TASK STATEMENT >>
Nothing but the pictures should be left out when you copy the records exactly.

SUPPLIED MATERIAL >>
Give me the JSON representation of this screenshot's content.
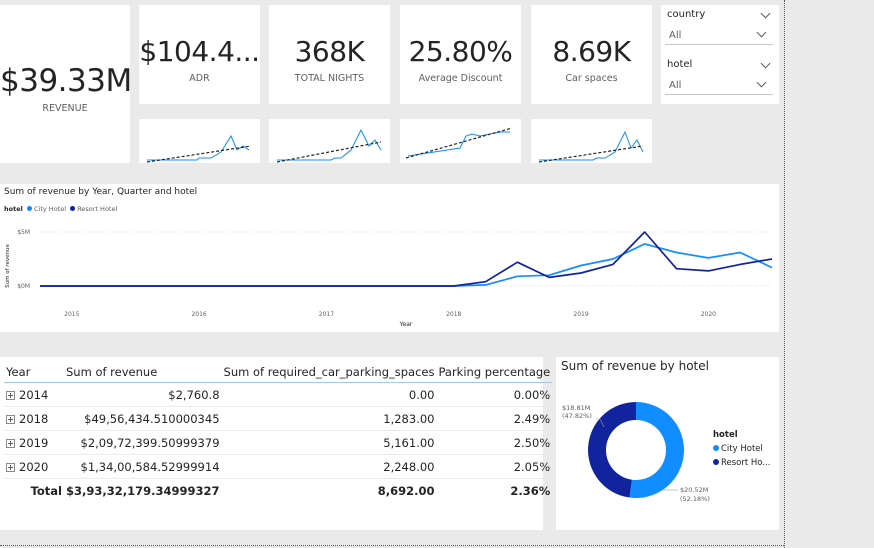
{
  "kpis": {
    "revenue": {
      "value": "$39.33M",
      "label": "REVENUE"
    },
    "adr": {
      "value": "$104.4...",
      "label": "ADR"
    },
    "nights": {
      "value": "368K",
      "label": "TOTAL NIGHTS"
    },
    "discount": {
      "value": "25.80%",
      "label": "Average  Discount"
    },
    "car": {
      "value": "8.69K",
      "label": "Car spaces"
    }
  },
  "slicers": {
    "country": {
      "title": "country",
      "value": "All"
    },
    "hotel": {
      "title": "hotel",
      "value": "All"
    }
  },
  "line_chart": {
    "title": "Sum of revenue by Year, Quarter and hotel",
    "legend_title": "hotel",
    "xlabel": "Year",
    "ylabel": "Sum of revenue"
  },
  "matrix": {
    "headers": [
      "Year",
      "Sum of revenue",
      "Sum of required_car_parking_spaces",
      "Parking percentage"
    ],
    "rows": [
      {
        "year": "2014",
        "revenue": "$2,760.8",
        "parking": "0.00",
        "pct": "0.00%"
      },
      {
        "year": "2018",
        "revenue": "$49,56,434.510000345",
        "parking": "1,283.00",
        "pct": "2.49%"
      },
      {
        "year": "2019",
        "revenue": "$2,09,72,399.50999379",
        "parking": "5,161.00",
        "pct": "2.50%"
      },
      {
        "year": "2020",
        "revenue": "$1,34,00,584.52999914",
        "parking": "2,248.00",
        "pct": "2.05%"
      }
    ],
    "total": {
      "label": "Total",
      "revenue": "$3,93,32,179.34999327",
      "parking": "8,692.00",
      "pct": "2.36%"
    }
  },
  "donut": {
    "title": "Sum of revenue by hotel",
    "legend_title": "hotel",
    "label_resort_value": "$18.81M",
    "label_resort_pct": "(47.82%)",
    "label_city_value": "$20.52M",
    "label_city_pct": "(52.18%)"
  },
  "colors": {
    "city": "#118dff",
    "resort": "#12239e",
    "trend": "#252423"
  },
  "chart_data": [
    {
      "type": "line",
      "title": "Sum of revenue by Year, Quarter and hotel",
      "xlabel": "Year",
      "ylabel": "Sum of revenue",
      "x_ticks": [
        "2015",
        "2016",
        "2017",
        "2018",
        "2019",
        "2020"
      ],
      "y_ticks": [
        "$0M",
        "$5M"
      ],
      "x": [
        2014.75,
        2015,
        2015.25,
        2015.5,
        2015.75,
        2016,
        2016.25,
        2016.5,
        2016.75,
        2017,
        2017.25,
        2017.5,
        2017.75,
        2018,
        2018.25,
        2018.5,
        2018.75,
        2019,
        2019.25,
        2019.5,
        2019.75,
        2020,
        2020.25,
        2020.5
      ],
      "ylim": [
        0,
        6
      ],
      "series": [
        {
          "name": "City Hotel",
          "values": [
            0,
            0,
            0,
            0,
            0,
            0,
            0,
            0,
            0,
            0,
            0,
            0,
            0,
            0,
            0.1,
            0.9,
            1.0,
            1.9,
            2.5,
            3.9,
            3.1,
            2.6,
            3.1,
            1.7
          ]
        },
        {
          "name": "Resort Hotel",
          "values": [
            0,
            0,
            0,
            0,
            0,
            0,
            0,
            0,
            0,
            0,
            0,
            0,
            0,
            0,
            0.4,
            2.2,
            0.8,
            1.2,
            2.0,
            5.0,
            1.6,
            1.4,
            2.0,
            2.5
          ]
        }
      ],
      "legend": "top-left",
      "grid": true
    },
    {
      "type": "pie",
      "title": "Sum of revenue by hotel",
      "categories": [
        "City Hotel",
        "Resort Hotel"
      ],
      "values": [
        20.52,
        18.81
      ],
      "percent": [
        52.18,
        47.82
      ],
      "unit": "$M"
    }
  ]
}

WRITTEN ANSWER >>
Give me the JSON representation of this screenshot's content.
{
  "kpis": {
    "revenue": {
      "value": "$39.33M",
      "label": "REVENUE"
    },
    "adr": {
      "value": "$104.4...",
      "label": "ADR"
    },
    "nights": {
      "value": "368K",
      "label": "TOTAL NIGHTS"
    },
    "discount": {
      "value": "25.80%",
      "label": "Average  Discount"
    },
    "car": {
      "value": "8.69K",
      "label": "Car spaces"
    }
  },
  "slicers": {
    "country": {
      "title": "country",
      "value": "All"
    },
    "hotel": {
      "title": "hotel",
      "value": "All"
    }
  },
  "line_chart": {
    "title": "Sum of revenue by Year, Quarter and hotel",
    "legend_title": "hotel",
    "xlabel": "Year",
    "ylabel": "Sum of revenue"
  },
  "matrix": {
    "headers": [
      "Year",
      "Sum of revenue",
      "Sum of required_car_parking_spaces",
      "Parking percentage"
    ],
    "rows": [
      {
        "year": "2014",
        "revenue": "$2,760.8",
        "parking": "0.00",
        "pct": "0.00%"
      },
      {
        "year": "2018",
        "revenue": "$49,56,434.510000345",
        "parking": "1,283.00",
        "pct": "2.49%"
      },
      {
        "year": "2019",
        "revenue": "$2,09,72,399.50999379",
        "parking": "5,161.00",
        "pct": "2.50%"
      },
      {
        "year": "2020",
        "revenue": "$1,34,00,584.52999914",
        "parking": "2,248.00",
        "pct": "2.05%"
      }
    ],
    "total": {
      "label": "Total",
      "revenue": "$3,93,32,179.34999327",
      "parking": "8,692.00",
      "pct": "2.36%"
    }
  },
  "donut": {
    "title": "Sum of revenue by hotel",
    "legend_title": "hotel",
    "label_resort_value": "$18.81M",
    "label_resort_pct": "(47.82%)",
    "label_city_value": "$20.52M",
    "label_city_pct": "(52.18%)"
  },
  "colors": {
    "city": "#118dff",
    "resort": "#12239e",
    "trend": "#252423"
  },
  "chart_data": [
    {
      "type": "line",
      "title": "Sum of revenue by Year, Quarter and hotel",
      "xlabel": "Year",
      "ylabel": "Sum of revenue",
      "x_ticks": [
        "2015",
        "2016",
        "2017",
        "2018",
        "2019",
        "2020"
      ],
      "y_ticks": [
        "$0M",
        "$5M"
      ],
      "x": [
        2014.75,
        2015,
        2015.25,
        2015.5,
        2015.75,
        2016,
        2016.25,
        2016.5,
        2016.75,
        2017,
        2017.25,
        2017.5,
        2017.75,
        2018,
        2018.25,
        2018.5,
        2018.75,
        2019,
        2019.25,
        2019.5,
        2019.75,
        2020,
        2020.25,
        2020.5
      ],
      "ylim": [
        0,
        6
      ],
      "series": [
        {
          "name": "City Hotel",
          "values": [
            0,
            0,
            0,
            0,
            0,
            0,
            0,
            0,
            0,
            0,
            0,
            0,
            0,
            0,
            0.1,
            0.9,
            1.0,
            1.9,
            2.5,
            3.9,
            3.1,
            2.6,
            3.1,
            1.7
          ]
        },
        {
          "name": "Resort Hotel",
          "values": [
            0,
            0,
            0,
            0,
            0,
            0,
            0,
            0,
            0,
            0,
            0,
            0,
            0,
            0,
            0.4,
            2.2,
            0.8,
            1.2,
            2.0,
            5.0,
            1.6,
            1.4,
            2.0,
            2.5
          ]
        }
      ],
      "legend": "top-left",
      "grid": true
    },
    {
      "type": "pie",
      "title": "Sum of revenue by hotel",
      "categories": [
        "City Hotel",
        "Resort Hotel"
      ],
      "values": [
        20.52,
        18.81
      ],
      "percent": [
        52.18,
        47.82
      ],
      "unit": "$M"
    }
  ]
}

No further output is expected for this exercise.